As the US and the UN work to reach the fourth Millennium Development Goal (reducing under-five mortality rate by two-thirds by 2015), they are making a commitment to sustained and positive change around the world. However, these goals cannot be viewed as statistics and objectives just to be reached in the Third World; the United States’ dismal public health statistics suggest that we can learn a lot about health and development from countries like Finland. A May 2013 report by Save the Children found that the US has the highest infant mortality rate of all industrialized countries, with 11,300 of the 1,000,000 infants who died in their first day alone coming from the United States. Without a strong plan to change American infant mortality rates, the health of our nation will continue to be at risk.
At the same time, we may be able to use the Finnish maternity box model as a way to positively impact international health. As we look for ways to honor the looming Millennium Development Goals targets, we must find sustainable health prevention methods that create healthier, stronger generations. This is the only way to ensure strong economic opportunities are available in all corners of the globe, since the WHO understands that “good health is linked to economic growth through higher labour productivity, demographic changes and higher educational attainment.”
By looking at Finland’s commitment to preventive medicine from the beginning of life, we may be able shift focus away from current health standards and discover new ways to create a healthier next generation both domestically and internationally.
Maija Ehlinger, a rising senior at Emory, is a history major and global health minor in the college. Her main academic interests are in international and domestic health policy, and she hopes to pursue a career in public health communications after graduation. She is currently spending the summer in Chicago as a marketing intern for a philanthropic consulting firm.
 LynNell Hancock, Why Are Finland’s Schools Successful? Smithsonian.com. September 2011. http://www.smithsonianmag.com/people-places/Why-Are-Finlands-Schools-Successful.html
 Abby Goodnough, U.S. Infant Mortality Rate Fell Steadily From ’05 to ’11, The New York Times. April 17, 2013. http://www.nytimes.com/2013/04/18/health/infant-mortality-rate-in-us-declines.html
 Päivi Rautava, “A comparison of perinatal and infant mortality rates in British Columbia and Finland: Similarities and differences,” National Institutes of Health and Welfare Helsinki, Finland. March 2012.
 Tara Culp-Ressler, REPORT: The U.S. Had The Highest First-Day Infant Death Rate In The Industrialized World. Think Progress. May 7, 2013. http://thinkprogress.org/health/2013/05/07/1973341/us-infant-mortality-rate/?mobile=nc’

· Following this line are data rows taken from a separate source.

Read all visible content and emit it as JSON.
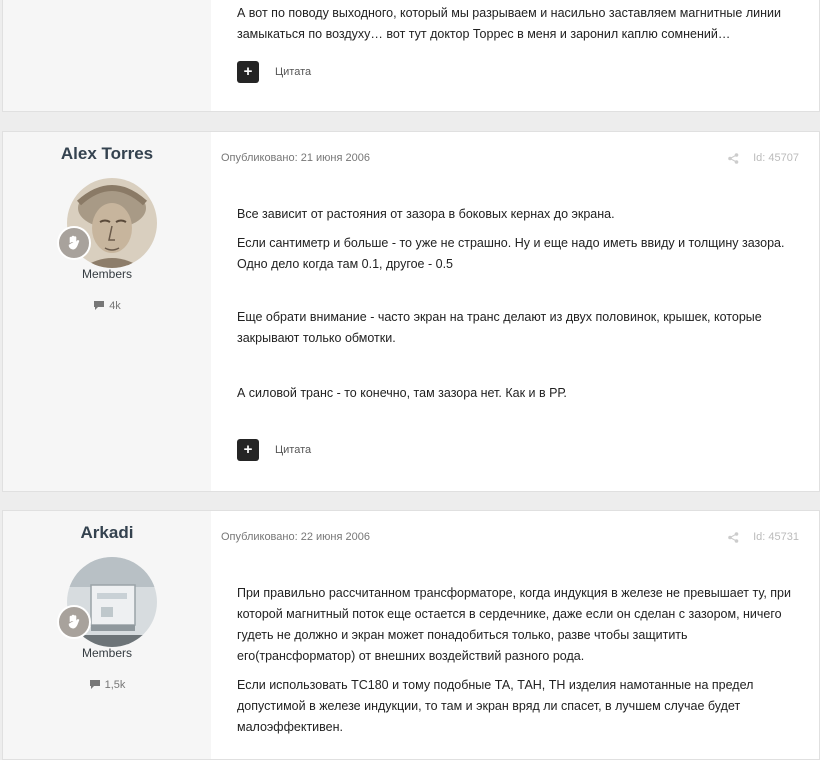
{
  "posts": [
    {
      "text": [
        "А вот по поводу выходного, который мы разрываем и насильно заставляем магнитные линии замыкаться по воздуху… вот тут доктор Торрес в меня и заронил каплю сомнений…"
      ],
      "quote_label": "Цитата"
    },
    {
      "author": "Alex Torres",
      "group": "Members",
      "post_count": "4k",
      "date": "Опубликовано: 21 июня 2006",
      "post_id": "Id: 45707",
      "text": [
        "Все зависит от растояния от зазора в боковых кернах до экрана.",
        "Если сантиметр и больше - то уже не страшно. Ну и еще надо иметь ввиду и толщину зазора. Одно дело когда там 0.1, другое - 0.5",
        "Еще обрати внимание - часто экран на транс делают из двух половинок, крышек, которые закрывают только обмотки.",
        "А силовой транс - то конечно, там зазора нет. Как и в РР."
      ],
      "quote_label": "Цитата"
    },
    {
      "author": "Arkadi",
      "group": "Members",
      "post_count": "1,5k",
      "date": "Опубликовано: 22 июня 2006",
      "post_id": "Id: 45731",
      "text": [
        "При правильно рассчитанном трансформаторе, когда индукция в железе не превышает ту, при которой магнитный поток еще остается в сердечнике, даже если он сделан с зазором, ничего гудеть не должно и экран может понадобиться только, разве чтобы защитить его(трансформатор) от внешних воздействий разного рода.",
        "Если использовать ТС180 и тому подобные ТА, ТАН, ТН изделия намотанные на предел допустимой в железе индукции, то там и экран вряд ли спасет, в лучшем случае будет малоэффективен."
      ]
    }
  ],
  "icons": {
    "plus": "+",
    "share": "share-icon",
    "comment": "comment-icon",
    "badge": "hand-badge-icon"
  }
}
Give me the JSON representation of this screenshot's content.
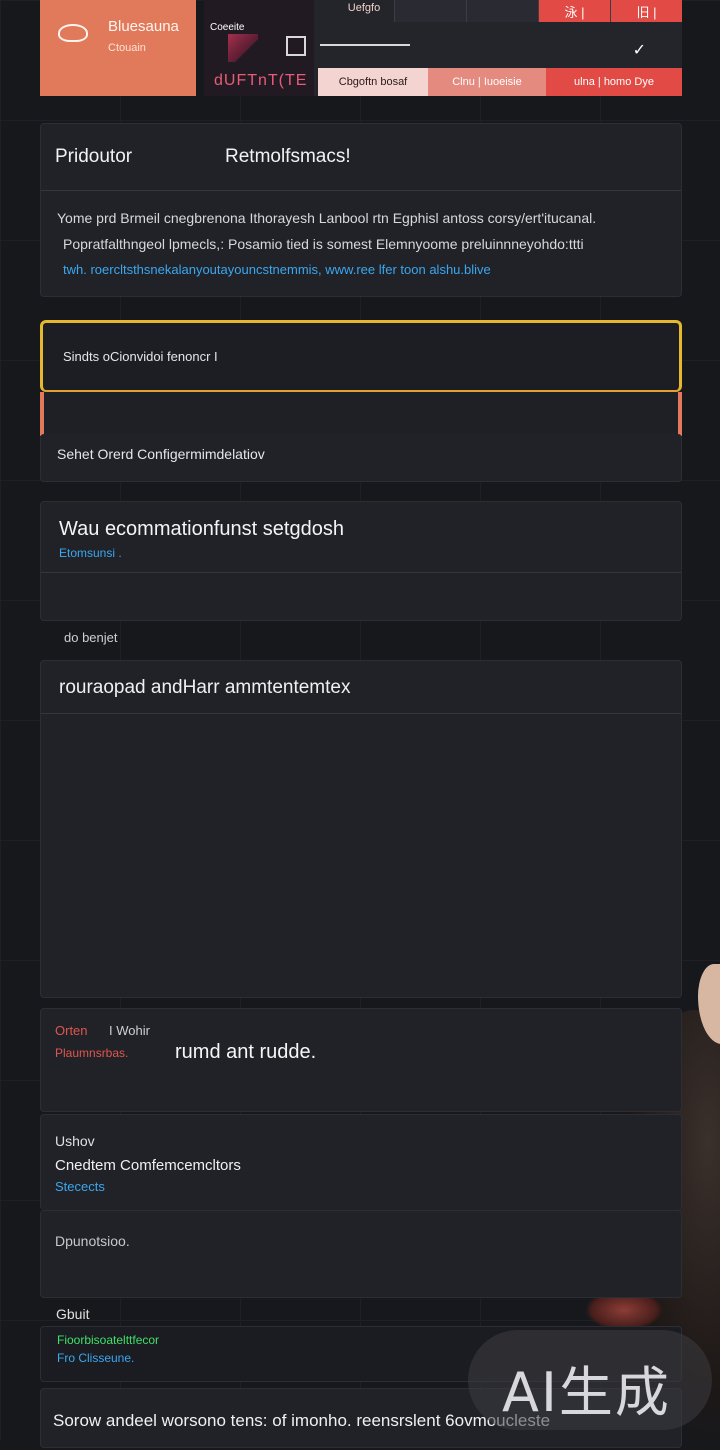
{
  "header": {
    "brand_title": "Bluesauna",
    "brand_subtitle": "Ctouain",
    "media_label": "Coeeite",
    "media_caption": "dUFTnT(TE",
    "top_label": "Uefgfo",
    "top_tab_1": "泳 |",
    "top_tab_2": "旧 |",
    "check_symbol": "✓",
    "subtabs": [
      "Cbgoftn bosaf",
      "Clnu | Iuoeisie",
      "ulna | homo Dye"
    ]
  },
  "panel_overview": {
    "title_left": "Pridoutor",
    "title_right": "Retmolfsmacs!",
    "line1": "Yome prd Brmeil cnegbrenona Ithorayesh Lanbool rtn Egphisl antoss corsy/ert'itucanal.",
    "line2": "Popratfalthngeol lpmecls,: Posamio tied is somest Elemnyoome preluinnneyohdo:ttti",
    "link": "twh. roercltsthsnekalanyoutayouncstnemmis, www.ree lfer toon alshu.blive"
  },
  "panel_search": {
    "text": "Sindts oCionvidoi fenoncr I"
  },
  "panel_select": {
    "text": "Sehet Orerd Configermimdelatiov"
  },
  "panel_config": {
    "title": "Wau ecommationfunst setgdosh",
    "subtitle": "Etomsunsi ."
  },
  "section_label": "do benjet",
  "panel_editor": {
    "title": "rouraopad andHarr ammtentemtex"
  },
  "panel_option": {
    "label_red": "Orten",
    "label_white": "I Wohir",
    "sub_red": "Plaumnsrbas.",
    "big_text": "rumd ant rudde."
  },
  "panel_details": {
    "line_a": "Ushov",
    "line_b": "Cnedtem Comfemcemcltors",
    "line_c": "Stecects"
  },
  "panel_desc": {
    "text": "Dpunotsioo."
  },
  "section_label_2": "Gbuit",
  "panel_status": {
    "green": "Fioorbisoatelttfecor",
    "blue": "Fro Clisseune."
  },
  "panel_footer": {
    "text": "Sorow andeel worsono tens: of imonho. reensrslent 6ovmoucleste"
  },
  "watermark": "AI生成"
}
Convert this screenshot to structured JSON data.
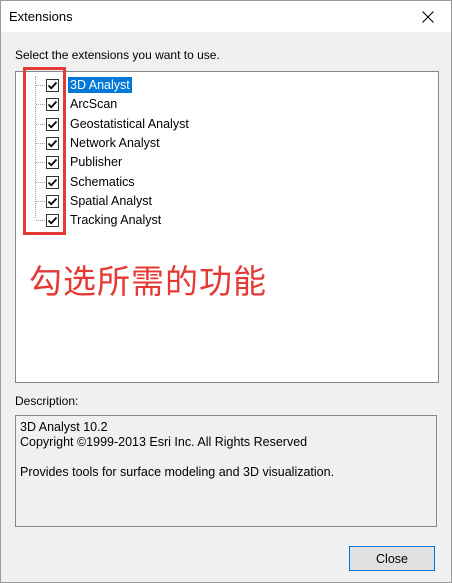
{
  "window": {
    "title": "Extensions"
  },
  "prompt": "Select the extensions you want to use.",
  "extensions": [
    {
      "label": "3D Analyst",
      "checked": true,
      "selected": true
    },
    {
      "label": "ArcScan",
      "checked": true,
      "selected": false
    },
    {
      "label": "Geostatistical Analyst",
      "checked": true,
      "selected": false
    },
    {
      "label": "Network Analyst",
      "checked": true,
      "selected": false
    },
    {
      "label": "Publisher",
      "checked": true,
      "selected": false
    },
    {
      "label": "Schematics",
      "checked": true,
      "selected": false
    },
    {
      "label": "Spatial Analyst",
      "checked": true,
      "selected": false
    },
    {
      "label": "Tracking Analyst",
      "checked": true,
      "selected": false
    }
  ],
  "annotation": "勾选所需的功能",
  "description": {
    "label": "Description:",
    "line1": "3D Analyst 10.2",
    "line2": "Copyright ©1999-2013 Esri Inc. All Rights Reserved",
    "line3": "Provides tools for surface modeling and 3D visualization."
  },
  "buttons": {
    "close_label": "Close"
  },
  "colors": {
    "selection": "#0078d7",
    "annotation": "#e53935"
  }
}
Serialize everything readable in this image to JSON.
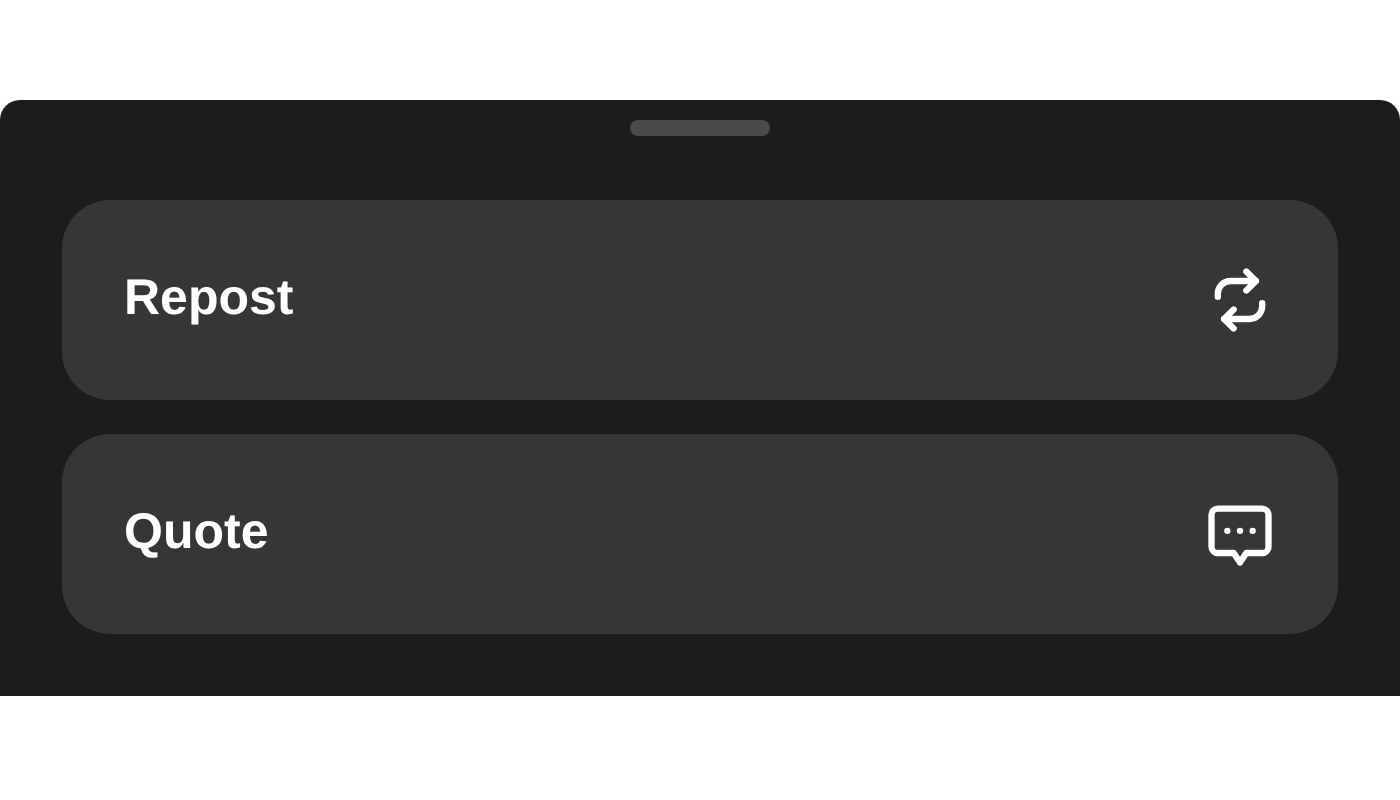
{
  "options": [
    {
      "label": "Repost",
      "kind": "repost"
    },
    {
      "label": "Quote",
      "kind": "quote"
    }
  ]
}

 Tara Culp-Ressler, REPORT: The U.S. Had The Highest First-Day Infant Death Rate In The Industrialized World. Think Progress. May 7, 2013. http://thinkprogress.org/health/2013/05/07/1973341/us-infant-mortality-rate/?mobile=nc